In recent days, the pain at the pump has certainly eased on the West Coast. Average gasoline prices in California, Oregon, and Washington are down 10c/gal in the last week- great news for motorists there.

Meanwhile, taking a trip up Route 66 would yield rising prices near the end of the road in Chicago, IL, and the rest of Great Lakes states where wholesale costs are at their highest since April 23, as Marathon's Wood River, IL refinery outside St. Louis, performs maintenance earlier than expected. Another issue at a Marathon facility in Kentucky on June 4 may also be playing a role, as a failed pump resulted in a partial shut down of that Marathon facility.

In the latest EIA report, Midwest gasoline inventories also posted a drop, also a contributing factor to the higher prices. At press time, prices were beginning to spike in Michigan to $3.89, Indiana saw increases to $3.85, while Ohio saw prices jump to $3.79. Areas of Illinois, Wisconsin, and Missouri may also see prices jump for the aforementioned reasons.

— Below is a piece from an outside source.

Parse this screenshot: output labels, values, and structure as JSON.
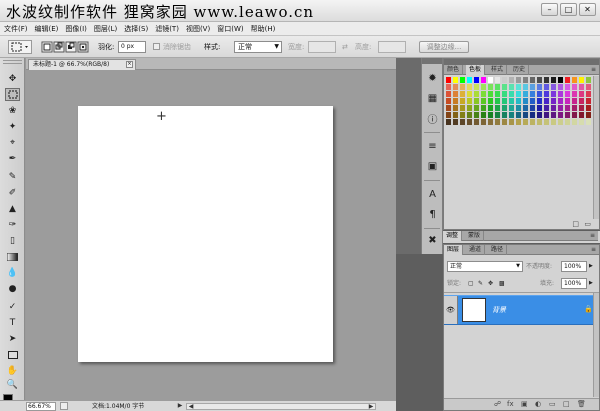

Wholesale gasoline prices, the price that a gas station pays for its gasoline excluding taxes and freight, was twenty five cents per gallon higher than the next lowest region, and stood 38c/gal higher than the average wholesale cost across the nation. Surprisingly, the West Coast now boasts of some of the cheapest wholesale gasoline prices, coming just shortly after BP's Cherry Point, WA refinery came back online. This shows how important operating refineries are in the summer months, and again begs the question why Marathon would perform maintenance in the heart of peak driving season.

An e-mail to a Marathon spokesperson asking why Marathon would be performing maintenance in the middle of the peak driving reason was not returned by press time.